A Syrian refugee camp at Zahle on Nov. 18. (Mohamed Azakir/Reuters)

When Maj. Mark Jacobsen visited the Turkey-Syria border with the Air Force’s School of Advanced Air and Space Studies last year, he toured some of the Syrian refugee camps that, in the midst of a punishing civil war, had turned into small cities. Jacobsen didn’t see just a humanitarian crisis — he saw siege warfare.

About 9 million Syrians have fled their homes since the start of the Syrian civil war, according to the Migration Policy Center. While many live in refugee camps in neighboring countries including Turkey and Jordan, a vast number are displaced within Syria itself. For those trapped in their own country, supplies are increasingly hard to come by as both President Bashar al-Assad’s military and groups such as the al-Qaeda aligned Jabhat al-Nusra and the Islamic State restrict access to basic amenities in attempts to erode the morale of their enemies.
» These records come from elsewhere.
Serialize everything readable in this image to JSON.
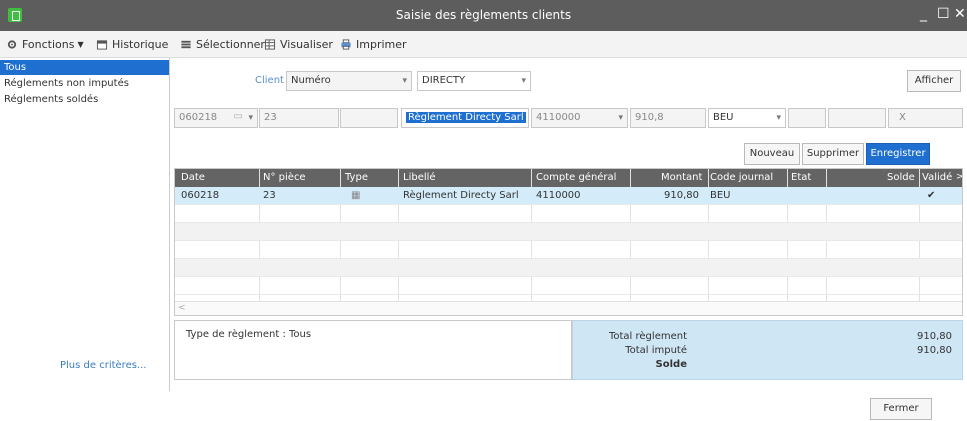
{
  "window": {
    "title": "Saisie des règlements clients",
    "minimize": "_",
    "maximize": "☐",
    "close": "✕"
  },
  "toolbar": {
    "fonctions": "Fonctions",
    "historique": "Historique",
    "selectionner": "Sélectionner",
    "visualiser": "Visualiser",
    "imprimer": "Imprimer"
  },
  "sidebar": {
    "items": [
      {
        "label": "Tous",
        "selected": true
      },
      {
        "label": "Réglements non imputés",
        "selected": false
      },
      {
        "label": "Réglements soldés",
        "selected": false
      }
    ],
    "more_criteria": "Plus de critères..."
  },
  "criteria": {
    "client_label": "Client",
    "client_field": "Numéro",
    "client_value": "DIRECTY",
    "afficher": "Afficher"
  },
  "entry": {
    "date": "060218",
    "piece": "23",
    "libelle": "Règlement Directy Sarl",
    "compte": "4110000",
    "montant": "910,8",
    "journal": "BEU",
    "x": "X",
    "nouveau": "Nouveau",
    "supprimer": "Supprimer",
    "enregistrer": "Enregistrer"
  },
  "grid": {
    "headers": {
      "date": "Date",
      "piece": "N° pièce",
      "type": "Type",
      "libelle": "Libellé",
      "compte": "Compte général",
      "montant": "Montant",
      "journal": "Code journal",
      "etat": "Etat",
      "solde": "Solde",
      "valide": "Validé"
    },
    "rows": [
      {
        "date": "060218",
        "piece": "23",
        "type": "▦",
        "libelle": "Règlement Directy Sarl",
        "compte": "4110000",
        "montant": "910,80",
        "journal": "BEU",
        "etat": "",
        "solde": "",
        "valide": "✔"
      }
    ]
  },
  "footer": {
    "type_reglement": "Type de règlement : Tous",
    "total_reglement_label": "Total règlement",
    "total_impute_label": "Total imputé",
    "solde_label": "Solde",
    "total_reglement": "910,80",
    "total_impute": "910,80"
  },
  "fermer": "Fermer",
  "colors": {
    "titlebar": "#5d5d5d",
    "accent": "#1e6fd0",
    "grid_header": "#646464",
    "totals_bg": "#cfe6f4"
  }
}
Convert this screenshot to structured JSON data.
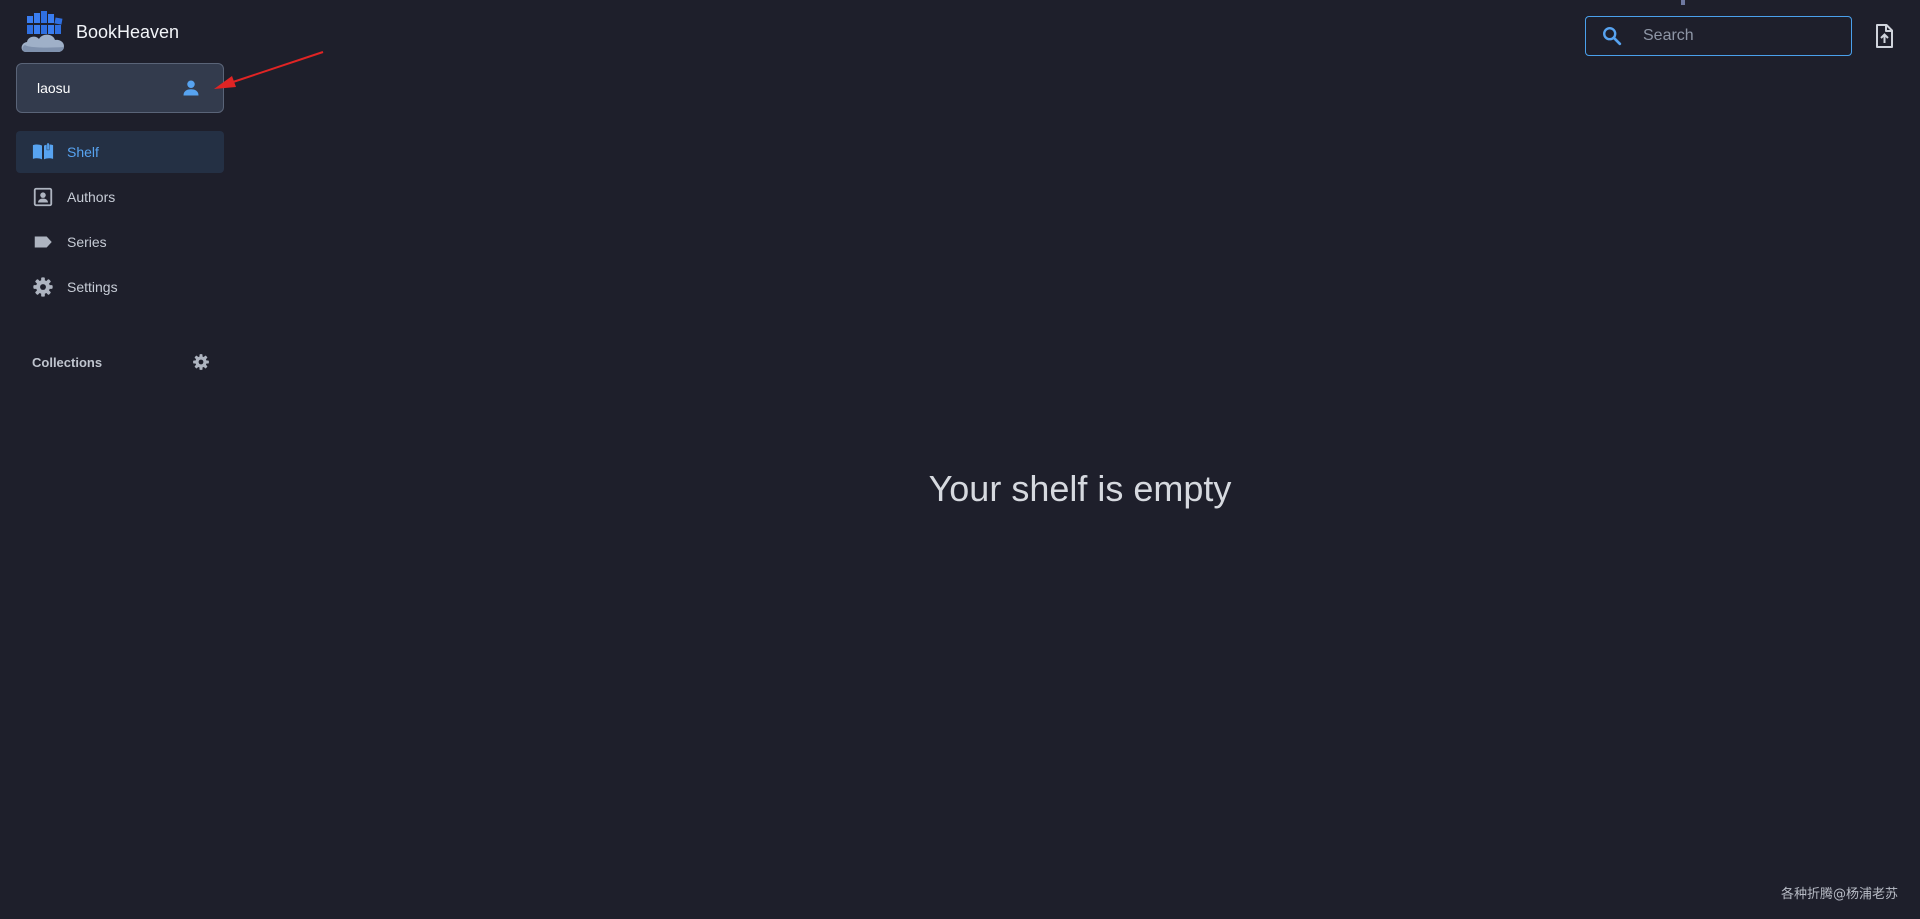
{
  "brand": {
    "name": "BookHeaven",
    "logo_icon": "cloud-bookshelf-logo-icon"
  },
  "user": {
    "name": "laosu",
    "icon": "person-icon"
  },
  "nav": {
    "items": [
      {
        "label": "Shelf",
        "icon": "open-book-icon",
        "active": true
      },
      {
        "label": "Authors",
        "icon": "contact-card-icon",
        "active": false
      },
      {
        "label": "Series",
        "icon": "label-tag-icon",
        "active": false
      },
      {
        "label": "Settings",
        "icon": "gear-icon",
        "active": false
      }
    ]
  },
  "collections": {
    "title": "Collections",
    "settings_icon": "gear-icon"
  },
  "header": {
    "search": {
      "placeholder": "Search",
      "value": "",
      "icon": "search-icon"
    },
    "upload_icon": "file-upload-icon"
  },
  "main": {
    "empty_message": "Your shelf is empty"
  },
  "watermark": {
    "text": "各种折腾@杨浦老苏"
  },
  "colors": {
    "background": "#1e1f2b",
    "accent": "#57a3f0",
    "active_nav_bg": "#243044",
    "user_card_bg": "#333b4d",
    "annotation_arrow": "#e02424"
  }
}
“It’s the 21st century,” said Jacobsen, a former Air Force C-17 transport pilot. “Starvation shouldn’t be able to be used as a weapon.”

Drones like these are used as part of the Syrian Airlift Project. (YouTube screen grab) Drones like these are used as part of the Syrian Airlift Project. (YouTube screen grab)

Jacobsen returned to the United States in March determined to find a way to help, even if the notion of flying U.S. Air Force aircraft into Syria was out of the question. He and a small team came up with an alternative: mass-produced, dog-sized drones. Their effort would be called the Syrian Airlift Project.

“After looking at a bunch of different things from quadcopters to catapults, we decided the best way to do it would be with cheaply made small airplanes that could carry a few pounds,” Jacobsen said. “Their size could help them evade radar and, with enough numbers, they could move a decent amount of material.”

The project is described this way in a video organizers released:

Given the low cost of production, Jacobsen added, it wouldn’t matter if the drones were shot down, and since they would be easy to build, refugees themselves could help with the project.

“We envisioned Syrians themselves building these things in Turkey,” Jacobsen said. “It would be a very nonviolent project with a lot of symbolism of Syrians working together to help bring medical supplies and food back into their country.”

Over the summer, Jacobsen quietly drummed up support for the project while working on some of the software necessary to pilot the drones. And after starting as a doctoral student at Stanford University in the fall, Jacobsen gave the first public presentation on the project at the Defense Entrepreneurship Forum last month. The project took first prize and $5,000 dollars worth of seed money.

“He brought in a video and one of his [drone] mock-ups and gave a talk and it was by far the best one,” said DEF organizer, Army Maj. Nate Finney.

The DEF forum is meant to be an informal gathering where military leaders can discuss issues within in their respective services without the formal constraints usually associated with the military’s bureaucracy.

It “tries to provide a space to develop and employ their innovative ideas and the things they’d like to change in their service,” Finney said.

In addition to winning the unanimous support of a panel of judges, the airlift project won 80 percent of the conference’s popular vote.

“We’ve had a ton of interest since DEF, including the State Department, strategic consulting groups and aerospace companies,” Jacobsen said, adding that the project was discussed at a U.N. meeting on drones last week as well.

As 2015 approaches, Jacobsen hopes to be able to showcase the aircraft and software in January and then start trials in Turkey.

“We need to get some stakeholders on board, including the Turkish government and U.S. government and hopefully win some support and permissions,” Jacobsen said. “And then well, hopefully we’ll be flying into Syria.”